Monday, June 20, 2005

Extrasolar planets, melted asteroids and Dyson Spheres

Welcome! "Alien Life" tracks the latest discoveries and thoughts in the various elements of the famous Drake Equation. Here's today's news:
g Stars – These days, planets outside of our solar system are being discovered at a rate of about two a week. How to keep up? Try the “Extrasolar Planets Encyclopedia,” a comprehensive collection of information and many links. See
g Abodes – Many of the Earth's volcanic rocks might have come from melted asteroids, according to researchers from the United Kingdom's Open University. The scientists have discovered that many early asteroids were quite volcanic and would have had large magma oceans. These asteroids would have become layered with lighter rock forming near the surface while denser rocks remained deeper inside. The Earth probably grew from the accumulation of these melted asteroids. See article.
g Life – Scientists at the University of Chicago and Argonne National Laboratory have constructed a computer simulation that allows them to study the relationship between biochemical fluctuations within a single cell and the cell's behavior as it interacts with other cells and its environment. See article.
g Intelligence – Standing still when a threat is detected is a defensive, protective reaction. This ancestral and automatic behavior allows the prey to stay unnoticed by a potential predator. A new study published in Psychophysiology finds that humans, like many other complex animals, freeze when encountering a threat. See article.
g Message – Could intelligent beings in another solar system have hidden their sun by knocking their planets apart and using the pieces to build a hollow ball around their sun?

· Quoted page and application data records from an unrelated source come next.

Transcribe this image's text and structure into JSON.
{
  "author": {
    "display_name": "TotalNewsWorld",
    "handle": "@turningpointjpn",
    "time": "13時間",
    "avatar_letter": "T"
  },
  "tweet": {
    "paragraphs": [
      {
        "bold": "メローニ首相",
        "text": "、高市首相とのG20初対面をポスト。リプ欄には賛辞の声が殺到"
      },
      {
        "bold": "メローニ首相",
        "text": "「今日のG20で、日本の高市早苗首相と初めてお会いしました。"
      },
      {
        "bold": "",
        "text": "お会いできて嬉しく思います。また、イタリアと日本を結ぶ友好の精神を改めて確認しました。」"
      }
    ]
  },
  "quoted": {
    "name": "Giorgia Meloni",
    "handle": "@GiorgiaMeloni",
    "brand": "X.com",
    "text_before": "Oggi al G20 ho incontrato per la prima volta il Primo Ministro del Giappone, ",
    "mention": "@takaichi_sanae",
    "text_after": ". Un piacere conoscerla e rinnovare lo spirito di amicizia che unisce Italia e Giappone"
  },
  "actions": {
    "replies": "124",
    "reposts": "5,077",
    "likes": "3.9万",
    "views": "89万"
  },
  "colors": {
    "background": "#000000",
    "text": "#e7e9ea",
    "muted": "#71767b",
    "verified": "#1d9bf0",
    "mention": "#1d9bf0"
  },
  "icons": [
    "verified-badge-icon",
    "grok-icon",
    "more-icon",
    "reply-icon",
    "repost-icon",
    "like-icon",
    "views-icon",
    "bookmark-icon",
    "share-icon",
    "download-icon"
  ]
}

For more on “Dyson Spheres,” see article.
g Cosmicus – “Martian bread and green tomato jam,” “spirulina gnocchis” and “potato and tomato mille-feuilles” are three delicious recipes that two French companies have created for ESA and future space explorers to Mars and other planets. The challenge for the chefs was to offer astronauts well-flavored food, made with only a few ingredients that could be grown on Mars. The result was 11 tasty recipes that could be used on future ESA long-duration space missions. See article.
g Learning – New to astronomy? Try “Astronomy 101”, a free online course introducing you to the stars. You get a cool certificate at the course’s end.
g Imagining – So, you want to design your own alien species for a science fiction story. The guidelines at this Web site describe some of the general thought processes that went into the creation process, and apply to both sapient and non-sapient life forms. First and foremost, always remember to use our own wonderfully weird earth for inspiration. Insects and deep-marine life forms both provide examples body types and lifestyles that seem very alien indeed. See article.
g Aftermath – Here’s an intriguing essay that discusses what might happen if we do too little to contact extraterrestrials; as the authors argue, “…skepticism regarding SETI is at best unfounded and at worst can seriously damage the long-term prospects of humanity. If ETIs exist, no matter whether friendly or adversarial (or even beyond such simple distinctions), they are relevant for our future. To neglect this is contraryy to the basic tenets of transhumanism. To appreciate this, it is only sufficient to imagine the consequences of SETI success for any aspect of transhumanist interests, and then to affirm that such a success can only be achieved without trying if they come to us, which would obviously mean that we are hopelessly lagging in the race for galactic colonization.” See article.

Read this blogger’s books

No comments: